All of the records must be restated exactly, with every line complete.

● Input records:
----

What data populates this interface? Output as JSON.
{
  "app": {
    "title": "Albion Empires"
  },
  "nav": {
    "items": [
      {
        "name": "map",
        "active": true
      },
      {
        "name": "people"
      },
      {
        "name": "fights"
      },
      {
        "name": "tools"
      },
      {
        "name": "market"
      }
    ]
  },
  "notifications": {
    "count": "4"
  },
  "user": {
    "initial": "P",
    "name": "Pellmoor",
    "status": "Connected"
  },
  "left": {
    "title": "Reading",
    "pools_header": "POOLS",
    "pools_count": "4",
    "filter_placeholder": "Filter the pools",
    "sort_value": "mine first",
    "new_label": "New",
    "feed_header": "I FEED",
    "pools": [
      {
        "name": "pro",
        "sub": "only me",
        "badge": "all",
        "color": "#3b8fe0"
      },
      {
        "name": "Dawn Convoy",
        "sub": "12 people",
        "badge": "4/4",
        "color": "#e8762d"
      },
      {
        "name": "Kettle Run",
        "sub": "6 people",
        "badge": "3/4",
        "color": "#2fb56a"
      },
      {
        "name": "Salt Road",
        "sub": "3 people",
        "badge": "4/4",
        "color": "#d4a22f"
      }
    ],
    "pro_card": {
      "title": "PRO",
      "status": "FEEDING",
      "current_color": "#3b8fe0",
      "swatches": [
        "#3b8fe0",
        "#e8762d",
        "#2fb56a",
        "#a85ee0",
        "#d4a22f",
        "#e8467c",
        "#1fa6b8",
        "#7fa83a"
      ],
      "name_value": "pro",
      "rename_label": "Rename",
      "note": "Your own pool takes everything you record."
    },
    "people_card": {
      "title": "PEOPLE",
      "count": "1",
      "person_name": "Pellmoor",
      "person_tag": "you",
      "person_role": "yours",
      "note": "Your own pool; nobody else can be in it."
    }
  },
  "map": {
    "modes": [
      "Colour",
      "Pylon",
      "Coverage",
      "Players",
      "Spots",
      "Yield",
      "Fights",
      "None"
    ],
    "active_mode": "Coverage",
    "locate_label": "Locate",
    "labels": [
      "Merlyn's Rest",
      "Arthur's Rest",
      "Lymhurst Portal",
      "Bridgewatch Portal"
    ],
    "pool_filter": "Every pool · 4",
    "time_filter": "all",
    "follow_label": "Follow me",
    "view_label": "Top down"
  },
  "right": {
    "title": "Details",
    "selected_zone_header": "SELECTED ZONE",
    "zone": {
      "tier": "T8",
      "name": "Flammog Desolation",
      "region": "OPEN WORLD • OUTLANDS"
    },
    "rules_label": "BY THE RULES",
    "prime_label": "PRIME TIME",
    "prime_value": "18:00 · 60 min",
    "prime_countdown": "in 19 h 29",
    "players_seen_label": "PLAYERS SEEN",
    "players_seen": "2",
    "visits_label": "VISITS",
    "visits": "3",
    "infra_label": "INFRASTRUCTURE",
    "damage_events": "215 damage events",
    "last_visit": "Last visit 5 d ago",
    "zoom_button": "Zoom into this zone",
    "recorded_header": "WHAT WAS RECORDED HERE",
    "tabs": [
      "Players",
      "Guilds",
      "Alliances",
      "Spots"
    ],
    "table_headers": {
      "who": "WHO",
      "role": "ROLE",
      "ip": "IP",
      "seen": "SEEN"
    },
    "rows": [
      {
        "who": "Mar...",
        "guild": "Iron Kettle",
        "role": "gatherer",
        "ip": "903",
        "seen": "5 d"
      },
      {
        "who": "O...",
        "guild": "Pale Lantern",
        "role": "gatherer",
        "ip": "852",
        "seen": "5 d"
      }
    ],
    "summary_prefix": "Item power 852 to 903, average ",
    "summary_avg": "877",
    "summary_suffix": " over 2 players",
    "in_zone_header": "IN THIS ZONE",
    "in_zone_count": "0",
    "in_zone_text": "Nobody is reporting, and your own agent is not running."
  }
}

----

● Task output:
What data populates this interface? Output as JSON.
{
  "app": {
    "title": "Albion Empires"
  },
  "nav": {
    "items": [
      {
        "name": "map",
        "active": true
      },
      {
        "name": "people"
      },
      {
        "name": "fights"
      },
      {
        "name": "tools"
      },
      {
        "name": "market"
      }
    ]
  },
  "notifications": {
    "count": "4"
  },
  "user": {
    "initial": "P",
    "name": "Pellmoor",
    "status": "Connected"
  },
  "left": {
    "title": "Reading",
    "pools_header": "POOLS",
    "pools_count": "4",
    "filter_placeholder": "Filter the pools",
    "sort_value": "mine first",
    "new_label": "New",
    "feed_header": "I FEED",
    "pools": [
      {
        "name": "pro",
        "sub": "only me",
        "badge": "all",
        "color": "#3b8fe0"
      },
      {
        "name": "Dawn Convoy",
        "sub": "12 people",
        "badge": "4/4",
        "color": "#e8762d"
      },
      {
        "name": "Kettle Run",
        "sub": "6 people",
        "badge": "3/4",
        "color": "#2fb56a"
      },
      {
        "name": "Salt Road",
        "sub": "3 people",
        "badge": "4/4",
        "color": "#d4a22f"
      }
    ],
    "pro_card": {
      "title": "PRO",
      "status": "FEEDING",
      "current_color": "#3b8fe0",
      "swatches": [
        "#3b8fe0",
        "#e8762d",
        "#2fb56a",
        "#a85ee0",
        "#d4a22f",
        "#e8467c",
        "#1fa6b8",
        "#7fa83a"
      ],
      "name_value": "pro",
      "rename_label": "Rename",
      "note": "Your own pool takes everything you record."
    },
    "people_card": {
      "title": "PEOPLE",
      "count": "1",
      "person_name": "Pellmoor",
      "person_tag": "you",
      "person_role": "yours",
      "note": "Your own pool; nobody else can be in it."
    }
  },
  "map": {
    "modes": [
      "Colour",
      "Pylon",
      "Coverage",
      "Players",
      "Spots",
      "Yield",
      "Fights",
      "None"
    ],
    "active_mode": "Coverage",
    "locate_label": "Locate",
    "labels": [
      "Merlyn's Rest",
      "Arthur's Rest",
      "Lymhurst Portal",
      "Bridgewatch Portal"
    ],
    "pool_filter": "Every pool · 4",
    "time_filter": "all",
    "follow_label": "Follow me",
    "view_label": "Top down"
  },
  "right": {
    "title": "Details",
    "selected_zone_header": "SELECTED ZONE",
    "zone": {
      "tier": "T8",
      "name": "Flammog Desolation",
      "region": "OPEN WORLD • OUTLANDS"
    },
    "rules_label": "BY THE RULES",
    "prime_label": "PRIME TIME",
    "prime_value": "18:00 · 60 min",
    "prime_countdown": "in 19 h 29",
    "players_seen_label": "PLAYERS SEEN",
    "players_seen": "2",
    "visits_label": "VISITS",
    "visits": "3",
    "infra_label": "INFRASTRUCTURE",
    "damage_events": "215 damage events",
    "last_visit": "Last visit 5 d ago",
    "zoom_button": "Zoom into this zone",
    "recorded_header": "WHAT WAS RECORDED HERE",
    "tabs": [
      "Players",
      "Guilds",
      "Alliances",
      "Spots"
    ],
    "table_headers": {
      "who": "WHO",
      "role": "ROLE",
      "ip": "IP",
      "seen": "SEEN"
    },
    "rows": [
      {
        "who": "Mar...",
        "guild": "Iron Kettle",
        "role": "gatherer",
        "ip": "903",
        "seen": "5 d"
      },
      {
        "who": "O...",
        "guild": "Pale Lantern",
        "role": "gatherer",
        "ip": "852",
        "seen": "5 d"
      }
    ],
    "summary_prefix": "Item power 852 to 903, average ",
    "summary_avg": "877",
    "summary_suffix": " over 2 players",
    "in_zone_header": "IN THIS ZONE",
    "in_zone_count": "0",
    "in_zone_text": "Nobody is reporting, and your own agent is not running."
  }
}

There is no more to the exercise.